Who exactly will be providing care?Text
Hospice care takes a concerted effort of many professionals collaborating to make sure your wishes are met. These individuals include:
- Physicians — normally your attending physician and a hospice physician. They work together to manage your symptoms and your pain through prescriptions, care plans and other strategies.
- Nurses who meet with you and your family to gain a better understanding of your ongoing needs.
- Certified nursing assistants, including home health aides. They provide hands-on care and support, as well as help with the activities associated with daily life.
- Social workers, who help connect patients and family members with non-medical resources. Look to them to help with relationships, future planning and the emotional needs of both patients and their loved ones.
- Faith professionals who offer spiritual guidance and comfort.
- Bereavement coordinators that enable patients and loved ones to better cope with the grief associated with a life-ending illness. These services continue for family members, upon request, for up to 13 months beyond the passing of the patient.
- Volunteers who have undergone rigorous training and are equipped to provide companionship and support for both patients and family members alike.
Is “hospice” a place?Text
It’s more of a philosophy, or an approach to care that’s required in unique circumstances. Typically, care providers can visit a patient in his or her home (or that of a loved one). Hospice care can also happen in an assisted living facility or a nursing home.CLOSE
What about my current treatments?Text
Hospice care is a departure from curative treatments.
Though palliative care may be provided in conjunction with hospice care, typically patients have indicated that a cure is no longer an option and that their focus is now on maximizing their quality of life during their remaining time with friends and family.
Your doctor will be able to advise you on making this transition.CLOSE
What are the upsides of hospice?Text
The short answer: quality of life. For those with limited time remaining, hospice care enables them to focus on enjoying their friends and family during their final days. This is made possible with integrated clinical, emotional and spiritual support.CLOSE
How do I begin hospice care?Text
If you or a loved one is at the point where a cure is no longer an option, hospice may be for you. Talk to your doctor — and remember that a doctor’s referral is a requirement before hospice care can begin.CLOSE
Is hospice care the same as palliative care?Text
No, the two are different.
Hospice care focuses on comfort of the patient and their family during the last days of life — typically the final six months to a year. It is initiated only when curative treatments are not an option.
Palliative care focuses on reducing pain and stress, sometimes during a course of curative treatment. This care may transition to hospice care should the prognosis for cure change.

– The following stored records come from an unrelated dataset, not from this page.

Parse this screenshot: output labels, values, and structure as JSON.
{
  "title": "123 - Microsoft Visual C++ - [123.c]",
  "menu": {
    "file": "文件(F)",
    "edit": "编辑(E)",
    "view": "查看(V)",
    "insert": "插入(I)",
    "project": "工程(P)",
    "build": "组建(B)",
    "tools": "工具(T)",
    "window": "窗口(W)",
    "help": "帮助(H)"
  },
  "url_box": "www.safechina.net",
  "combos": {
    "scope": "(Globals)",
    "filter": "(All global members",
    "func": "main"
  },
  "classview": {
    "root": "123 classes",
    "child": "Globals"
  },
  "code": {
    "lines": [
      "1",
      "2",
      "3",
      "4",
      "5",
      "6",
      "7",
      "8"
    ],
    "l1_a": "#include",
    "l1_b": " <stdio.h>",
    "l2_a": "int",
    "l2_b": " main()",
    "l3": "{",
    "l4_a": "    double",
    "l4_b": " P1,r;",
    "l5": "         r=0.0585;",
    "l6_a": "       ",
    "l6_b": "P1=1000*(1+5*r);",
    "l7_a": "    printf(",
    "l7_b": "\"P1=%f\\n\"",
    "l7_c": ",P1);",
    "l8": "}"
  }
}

Palliative care, like hospice care, includes important conversations about final wishes and goals, including the completion of advance directives.CLOSE
Is hospice care covered by my insurance?Text
Hospice care is covered by Medicare and Medicaid, and most private plans cover it, too. This normally includes medical equipment and prescriptions. It’s important to work with a care team member to understand your coverage.CLOSE
Is hospice the same as home health?Text
Though Southwest Medical Hospice Care does happen in a private residence, it is not the same as home health.
A patient normally experiences home health care when they are recovering from a serious illness or accident. The course of treatment is normally not focused on end-of-life care.
Hospice, on the other hand, is specifically geared toward patients in their final days. The hospice care team provides clinical, emotional and spiritual support — including a focus on loved ones and caregivers.
If you’re part of Medicare, medical equipment, beds, medication and other medical supplies may be provided to support quality of life.
Note that home health may transition into hospice care, depending on the patient’s specific circumstance.CLOSE